The government should bear in mind that when the Asian financial crisis erupted, the insolvency law in most Asian countries was in shambles. Establishing the asset reconstruction institutions was not a choice but a necessity for most jurisdictions. The same was the case in Mexico, Turkey, Czech Republic and many other countries.
The turnaround of stressed assets by an AMC, public or private, needs an efficient insolvency law, infrastructure of top-quality restructuring professionals and other experts, a well-developed insolvency industry, and a market for stressed assets.
The conditions in India are favourable in this respect. An efficient insolvency law in the form of the world-class rescue-oriented Insolvency and Bankruptcy Code (IBC) has been enacted and is operational since December 2016. Indian banks are putting the IBC to effective use to resolve NPAs. The green shoots are starting to emerge, and it might be worthwhile to wait for 2-3 years to see the results. Even a bad bank will have to rely heavily on the IBC to turn around assets. The emphasis, therefore, should be on sustaining the impressive momentum that the IBC has gathered following the unprecedented implementation strategy put in place. In addition, the informal restructuring framework should be strengthened. Efforts are needed to develop the market for stressed assets. Many stressed assets investors are sitting on the fence, waiting for the outcome of big cases currently under the IBC, before they take the leap of faith.

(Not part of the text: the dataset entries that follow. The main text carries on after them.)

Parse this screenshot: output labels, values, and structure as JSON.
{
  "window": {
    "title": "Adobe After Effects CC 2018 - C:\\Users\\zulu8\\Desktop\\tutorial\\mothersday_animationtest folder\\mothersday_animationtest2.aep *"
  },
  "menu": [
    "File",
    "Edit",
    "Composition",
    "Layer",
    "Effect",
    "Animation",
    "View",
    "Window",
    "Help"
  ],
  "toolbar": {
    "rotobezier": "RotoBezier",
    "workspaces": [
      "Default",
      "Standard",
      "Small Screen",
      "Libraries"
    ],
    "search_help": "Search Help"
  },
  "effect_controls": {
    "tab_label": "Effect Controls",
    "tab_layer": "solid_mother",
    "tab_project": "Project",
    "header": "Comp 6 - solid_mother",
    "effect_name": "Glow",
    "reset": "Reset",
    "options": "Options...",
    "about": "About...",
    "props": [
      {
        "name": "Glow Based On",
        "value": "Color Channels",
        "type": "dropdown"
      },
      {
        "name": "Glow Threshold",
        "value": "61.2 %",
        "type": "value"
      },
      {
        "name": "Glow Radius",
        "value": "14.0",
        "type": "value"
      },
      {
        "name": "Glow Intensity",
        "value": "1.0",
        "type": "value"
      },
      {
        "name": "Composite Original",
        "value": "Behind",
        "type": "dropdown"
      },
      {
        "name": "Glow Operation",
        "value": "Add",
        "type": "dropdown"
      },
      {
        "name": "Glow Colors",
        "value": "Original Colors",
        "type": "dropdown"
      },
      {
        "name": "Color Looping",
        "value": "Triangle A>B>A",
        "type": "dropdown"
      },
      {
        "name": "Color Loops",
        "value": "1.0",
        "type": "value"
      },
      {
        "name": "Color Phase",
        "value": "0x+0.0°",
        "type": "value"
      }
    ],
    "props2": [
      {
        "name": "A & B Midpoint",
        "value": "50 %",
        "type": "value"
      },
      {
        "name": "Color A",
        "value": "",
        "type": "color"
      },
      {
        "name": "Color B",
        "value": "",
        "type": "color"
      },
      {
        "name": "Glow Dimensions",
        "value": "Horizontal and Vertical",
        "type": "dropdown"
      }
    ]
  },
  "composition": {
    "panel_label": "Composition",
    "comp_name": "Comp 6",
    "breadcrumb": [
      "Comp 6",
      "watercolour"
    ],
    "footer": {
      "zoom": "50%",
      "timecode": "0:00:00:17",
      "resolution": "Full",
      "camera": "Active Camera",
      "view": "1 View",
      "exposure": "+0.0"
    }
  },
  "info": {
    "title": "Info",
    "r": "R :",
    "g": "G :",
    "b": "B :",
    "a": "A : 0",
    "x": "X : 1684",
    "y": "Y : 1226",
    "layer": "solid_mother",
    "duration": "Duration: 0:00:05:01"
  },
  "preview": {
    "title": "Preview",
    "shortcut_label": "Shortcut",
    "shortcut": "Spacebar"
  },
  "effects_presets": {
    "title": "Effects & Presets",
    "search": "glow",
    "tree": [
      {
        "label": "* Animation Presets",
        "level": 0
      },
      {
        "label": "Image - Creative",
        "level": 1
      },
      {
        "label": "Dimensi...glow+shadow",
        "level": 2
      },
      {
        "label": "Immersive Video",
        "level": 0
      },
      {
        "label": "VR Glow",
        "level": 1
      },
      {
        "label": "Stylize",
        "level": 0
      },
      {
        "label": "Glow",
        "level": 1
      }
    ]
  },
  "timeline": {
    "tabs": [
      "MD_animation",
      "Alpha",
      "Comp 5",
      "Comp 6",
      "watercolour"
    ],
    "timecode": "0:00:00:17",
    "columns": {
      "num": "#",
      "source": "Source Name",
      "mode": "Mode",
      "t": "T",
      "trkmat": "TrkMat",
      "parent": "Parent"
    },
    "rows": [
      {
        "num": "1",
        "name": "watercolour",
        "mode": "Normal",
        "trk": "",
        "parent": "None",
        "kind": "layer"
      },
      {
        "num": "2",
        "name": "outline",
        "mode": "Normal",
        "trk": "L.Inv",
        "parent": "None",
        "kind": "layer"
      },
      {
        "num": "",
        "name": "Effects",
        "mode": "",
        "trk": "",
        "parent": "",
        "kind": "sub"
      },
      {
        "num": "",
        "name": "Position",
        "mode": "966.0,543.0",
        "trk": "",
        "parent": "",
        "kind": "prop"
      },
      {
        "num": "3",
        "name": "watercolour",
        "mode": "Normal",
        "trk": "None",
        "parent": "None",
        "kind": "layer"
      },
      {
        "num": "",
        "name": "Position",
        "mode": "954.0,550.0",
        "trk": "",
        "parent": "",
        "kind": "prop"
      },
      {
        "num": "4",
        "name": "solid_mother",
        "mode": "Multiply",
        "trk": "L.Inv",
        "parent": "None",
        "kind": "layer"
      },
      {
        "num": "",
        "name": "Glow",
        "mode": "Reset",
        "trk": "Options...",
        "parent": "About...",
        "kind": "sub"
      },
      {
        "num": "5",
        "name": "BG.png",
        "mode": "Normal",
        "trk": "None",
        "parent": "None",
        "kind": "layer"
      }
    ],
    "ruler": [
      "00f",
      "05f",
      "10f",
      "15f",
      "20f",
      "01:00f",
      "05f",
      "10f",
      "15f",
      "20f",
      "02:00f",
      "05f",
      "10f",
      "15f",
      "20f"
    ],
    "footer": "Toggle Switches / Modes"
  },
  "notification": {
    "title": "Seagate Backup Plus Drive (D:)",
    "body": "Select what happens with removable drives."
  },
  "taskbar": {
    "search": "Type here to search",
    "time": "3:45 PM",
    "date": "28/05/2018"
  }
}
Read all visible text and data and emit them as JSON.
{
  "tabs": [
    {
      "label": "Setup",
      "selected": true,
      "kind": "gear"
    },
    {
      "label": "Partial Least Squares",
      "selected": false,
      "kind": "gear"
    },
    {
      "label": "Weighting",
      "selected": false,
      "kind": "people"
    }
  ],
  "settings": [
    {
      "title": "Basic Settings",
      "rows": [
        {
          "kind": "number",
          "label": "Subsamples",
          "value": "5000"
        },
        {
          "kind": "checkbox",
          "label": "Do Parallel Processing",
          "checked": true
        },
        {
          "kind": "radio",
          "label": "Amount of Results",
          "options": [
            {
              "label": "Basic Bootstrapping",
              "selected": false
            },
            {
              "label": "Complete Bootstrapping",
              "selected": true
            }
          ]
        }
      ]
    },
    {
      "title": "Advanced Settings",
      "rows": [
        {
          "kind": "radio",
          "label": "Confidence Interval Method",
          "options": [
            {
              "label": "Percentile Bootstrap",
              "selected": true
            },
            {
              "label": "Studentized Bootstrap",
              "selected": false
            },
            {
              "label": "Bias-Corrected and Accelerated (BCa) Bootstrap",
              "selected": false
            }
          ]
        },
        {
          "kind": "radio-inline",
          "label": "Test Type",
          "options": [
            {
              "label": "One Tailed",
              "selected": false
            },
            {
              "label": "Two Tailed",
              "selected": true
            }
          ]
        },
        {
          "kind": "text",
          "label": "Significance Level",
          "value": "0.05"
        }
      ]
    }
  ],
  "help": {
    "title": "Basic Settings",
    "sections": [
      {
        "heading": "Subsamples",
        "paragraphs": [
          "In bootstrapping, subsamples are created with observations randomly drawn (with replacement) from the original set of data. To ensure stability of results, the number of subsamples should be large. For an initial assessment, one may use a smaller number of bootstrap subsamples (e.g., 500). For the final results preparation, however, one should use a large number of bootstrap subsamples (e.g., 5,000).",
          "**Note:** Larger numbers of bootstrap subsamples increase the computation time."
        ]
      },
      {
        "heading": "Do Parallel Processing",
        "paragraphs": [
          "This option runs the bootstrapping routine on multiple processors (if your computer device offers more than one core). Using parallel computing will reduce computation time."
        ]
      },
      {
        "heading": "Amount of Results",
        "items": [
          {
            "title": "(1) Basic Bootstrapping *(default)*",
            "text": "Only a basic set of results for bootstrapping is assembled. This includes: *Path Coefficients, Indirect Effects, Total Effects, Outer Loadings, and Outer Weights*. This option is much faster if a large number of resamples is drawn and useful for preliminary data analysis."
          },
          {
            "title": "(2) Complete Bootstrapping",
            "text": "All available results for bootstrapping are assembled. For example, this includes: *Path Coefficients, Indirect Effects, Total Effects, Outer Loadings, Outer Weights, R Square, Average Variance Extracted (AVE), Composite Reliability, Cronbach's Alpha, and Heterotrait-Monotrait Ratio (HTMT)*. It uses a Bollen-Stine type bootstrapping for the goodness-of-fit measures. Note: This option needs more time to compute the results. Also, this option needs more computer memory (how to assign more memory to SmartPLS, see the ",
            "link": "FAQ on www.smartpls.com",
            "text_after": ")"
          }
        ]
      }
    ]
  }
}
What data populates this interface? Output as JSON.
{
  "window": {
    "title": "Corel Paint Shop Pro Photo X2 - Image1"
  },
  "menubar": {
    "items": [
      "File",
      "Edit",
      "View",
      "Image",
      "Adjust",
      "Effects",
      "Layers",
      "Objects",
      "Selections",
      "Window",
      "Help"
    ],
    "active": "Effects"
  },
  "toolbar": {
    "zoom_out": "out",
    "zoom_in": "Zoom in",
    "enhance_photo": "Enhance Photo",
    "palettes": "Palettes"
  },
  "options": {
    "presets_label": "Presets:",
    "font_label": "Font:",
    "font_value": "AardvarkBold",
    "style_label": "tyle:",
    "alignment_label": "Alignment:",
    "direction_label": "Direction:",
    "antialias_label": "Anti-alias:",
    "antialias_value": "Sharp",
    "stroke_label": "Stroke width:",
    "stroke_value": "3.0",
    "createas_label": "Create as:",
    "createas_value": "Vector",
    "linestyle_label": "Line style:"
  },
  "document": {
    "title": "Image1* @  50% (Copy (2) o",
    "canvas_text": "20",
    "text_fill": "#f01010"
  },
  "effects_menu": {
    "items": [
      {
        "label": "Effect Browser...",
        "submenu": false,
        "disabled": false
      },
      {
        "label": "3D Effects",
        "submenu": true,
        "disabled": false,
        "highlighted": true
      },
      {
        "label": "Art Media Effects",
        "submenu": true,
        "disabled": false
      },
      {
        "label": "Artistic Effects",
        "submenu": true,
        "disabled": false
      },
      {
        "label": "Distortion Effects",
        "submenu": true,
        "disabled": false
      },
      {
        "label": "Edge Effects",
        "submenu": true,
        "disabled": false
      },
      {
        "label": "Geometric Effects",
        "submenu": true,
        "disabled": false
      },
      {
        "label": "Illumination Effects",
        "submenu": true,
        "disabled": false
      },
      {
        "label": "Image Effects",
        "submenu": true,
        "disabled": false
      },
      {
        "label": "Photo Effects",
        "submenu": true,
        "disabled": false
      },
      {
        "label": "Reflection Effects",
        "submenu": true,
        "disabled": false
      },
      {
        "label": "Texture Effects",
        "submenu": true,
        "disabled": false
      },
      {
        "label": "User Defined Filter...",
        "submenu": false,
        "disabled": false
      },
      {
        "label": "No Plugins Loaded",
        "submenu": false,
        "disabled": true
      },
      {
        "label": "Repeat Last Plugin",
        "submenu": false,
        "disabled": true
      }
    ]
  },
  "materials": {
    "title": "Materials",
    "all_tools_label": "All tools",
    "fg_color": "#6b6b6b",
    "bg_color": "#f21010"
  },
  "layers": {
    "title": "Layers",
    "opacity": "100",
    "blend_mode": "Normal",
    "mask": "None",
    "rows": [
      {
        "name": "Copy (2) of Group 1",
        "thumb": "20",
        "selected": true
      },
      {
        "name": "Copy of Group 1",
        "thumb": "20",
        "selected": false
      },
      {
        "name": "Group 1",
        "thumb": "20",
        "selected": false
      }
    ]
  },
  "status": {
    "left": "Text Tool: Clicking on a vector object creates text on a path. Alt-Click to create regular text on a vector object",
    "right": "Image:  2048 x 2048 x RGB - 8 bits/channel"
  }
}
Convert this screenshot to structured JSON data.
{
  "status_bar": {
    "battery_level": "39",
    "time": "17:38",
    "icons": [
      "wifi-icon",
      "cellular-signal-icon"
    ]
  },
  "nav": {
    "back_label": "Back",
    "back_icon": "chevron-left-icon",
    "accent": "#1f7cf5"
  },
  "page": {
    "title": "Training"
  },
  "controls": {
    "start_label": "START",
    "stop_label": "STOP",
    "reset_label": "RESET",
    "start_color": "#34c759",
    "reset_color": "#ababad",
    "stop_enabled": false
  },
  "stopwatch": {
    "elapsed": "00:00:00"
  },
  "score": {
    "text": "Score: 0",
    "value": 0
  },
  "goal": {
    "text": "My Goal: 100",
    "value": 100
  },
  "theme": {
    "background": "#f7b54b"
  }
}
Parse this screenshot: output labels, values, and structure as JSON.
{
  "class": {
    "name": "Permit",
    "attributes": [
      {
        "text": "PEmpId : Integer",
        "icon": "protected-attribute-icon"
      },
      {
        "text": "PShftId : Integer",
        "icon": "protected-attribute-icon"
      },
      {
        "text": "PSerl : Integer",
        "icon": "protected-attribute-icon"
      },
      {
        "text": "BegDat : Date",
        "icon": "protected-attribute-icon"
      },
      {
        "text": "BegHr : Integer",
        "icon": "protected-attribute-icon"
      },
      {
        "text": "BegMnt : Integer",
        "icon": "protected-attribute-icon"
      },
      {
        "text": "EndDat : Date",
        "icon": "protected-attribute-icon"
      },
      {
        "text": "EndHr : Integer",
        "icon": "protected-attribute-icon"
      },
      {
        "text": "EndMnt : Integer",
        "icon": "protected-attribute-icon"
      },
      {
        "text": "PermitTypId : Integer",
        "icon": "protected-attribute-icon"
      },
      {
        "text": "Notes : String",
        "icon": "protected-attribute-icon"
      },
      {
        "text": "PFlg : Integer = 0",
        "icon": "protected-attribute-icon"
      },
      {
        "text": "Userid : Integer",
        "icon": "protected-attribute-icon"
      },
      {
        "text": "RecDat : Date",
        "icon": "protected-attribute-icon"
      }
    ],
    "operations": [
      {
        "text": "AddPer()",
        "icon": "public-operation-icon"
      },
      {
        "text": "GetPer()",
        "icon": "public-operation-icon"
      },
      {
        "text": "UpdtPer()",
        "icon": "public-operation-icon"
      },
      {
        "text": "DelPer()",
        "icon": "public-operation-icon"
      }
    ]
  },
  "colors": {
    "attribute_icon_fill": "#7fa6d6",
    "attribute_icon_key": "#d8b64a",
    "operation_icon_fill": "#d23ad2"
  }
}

The crux of the matter is that AMC or no AMC, the buck, aka stressed assets, will stop with the IBC. The central government, therefore, should stay focused on the IBC.